I recently bought a tooth powder on Amazon that you might be interested in. It’s called “Uncle Harry’s All Natural Tooth Powder”
These are the ingredients:
Calcium carbonate (natural chalk), sea salt, mustard seed powder, essential oils of peppermint, eucalyptus, clove, wintergreen, and oregano.
Apparently it is a bit spicy, perhaps your children would only need a little bit. It is a powder but you can essentially use as a paste.
Squigle Sensitive Toothpaste has no flavorings or fluoride and other bad stuff, and a lot of xylitol. Since it is spit out it isn’t an issue
Just be sure it comes from Birch…
HOW DOES XYLITOL WORK?

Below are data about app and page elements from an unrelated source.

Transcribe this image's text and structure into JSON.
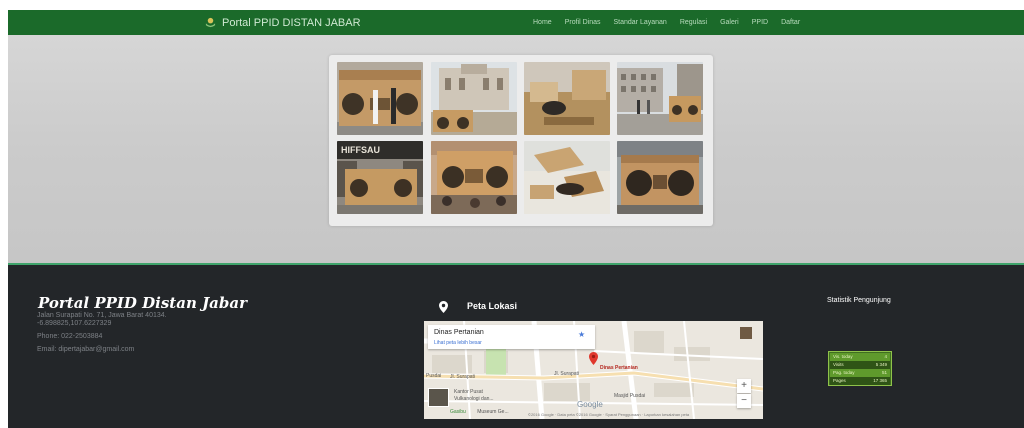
{
  "navbar": {
    "brand": "Portal PPID DISTAN JABAR",
    "menu": [
      "Home",
      "Profil Dinas",
      "Standar Layanan",
      "Regulasi",
      "Galeri",
      "PPID",
      "Daftar"
    ]
  },
  "gallery": {
    "photos": [
      "cardboard-boombox-on-street",
      "cardboard-boombox-opera-house",
      "assembling-cardboard-boombox",
      "cardboard-boombox-square",
      "cardboard-boombox-shop-front",
      "cardboard-boombox-crowd",
      "cardboard-pieces-table",
      "cardboard-boombox-closeup"
    ]
  },
  "footer": {
    "title": "Portal PPID Distan Jabar",
    "address_line1": "Jalan Surapati No. 71, Jawa Barat 40134.",
    "address_line2": "-6.898825,107.6227329",
    "phone": "Phone: 022-2503884",
    "email": "Email: dipertajabar@gmail.com",
    "map_heading": "Peta Lokasi",
    "stats_heading": "Statistik Pengunjung"
  },
  "map": {
    "card_title": "Dinas Pertanian",
    "card_link": "Lihat peta lebih besar",
    "marker_label": "Dinas Pertanian",
    "labels": {
      "street_left": "Jl. Surapati",
      "street_right": "Jl. Surapati",
      "prefix": "Pusdai",
      "poi1_line1": "Kantor Pusat",
      "poi1_line2": "Vulkanologi dan...",
      "poi2": "Masjid Pusdai",
      "gasibu": "Gasibu",
      "museum": "Museum Ge..."
    },
    "zoom_in": "+",
    "zoom_out": "−",
    "google": "Google",
    "attribution": "©2016 Google · Data peta ©2016 Google · Syarat Penggunaan · Laporkan kesalahan peta"
  },
  "stats": [
    {
      "label": "Vis. today",
      "value": "4"
    },
    {
      "label": "Visits",
      "value": "5 349"
    },
    {
      "label": "Pag. today",
      "value": "51"
    },
    {
      "label": "Pages",
      "value": "17 365"
    }
  ],
  "colors": {
    "navbar": "#1b6a2a",
    "footer": "#232629",
    "accent": "#3fa46b"
  }
}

Xylitol prevents caries in several ways. First, it interferes with the bacteria’s ability to produce acid. Second, it blocks communication between bacteria so they stop producing the polysaccharide slime that holds the biofilm together. Third, it raises the pH of the mouth. Cariogenic bacteria prefer living in a low pH environment and produce the acid that demineralizes enamel. In the presence of xylitol, the bacteria stop producing acid and the polysaccharide slime that holds the biofilm together, and they simply slide off the teeth. In the presence of sugar, bacteria thrive, produce acid and stick to the teeth. Bacterial numbers are significantly reduced in the presence of xylitol. Xylitol promotes an alkaline oral environment which is conducive to oral health.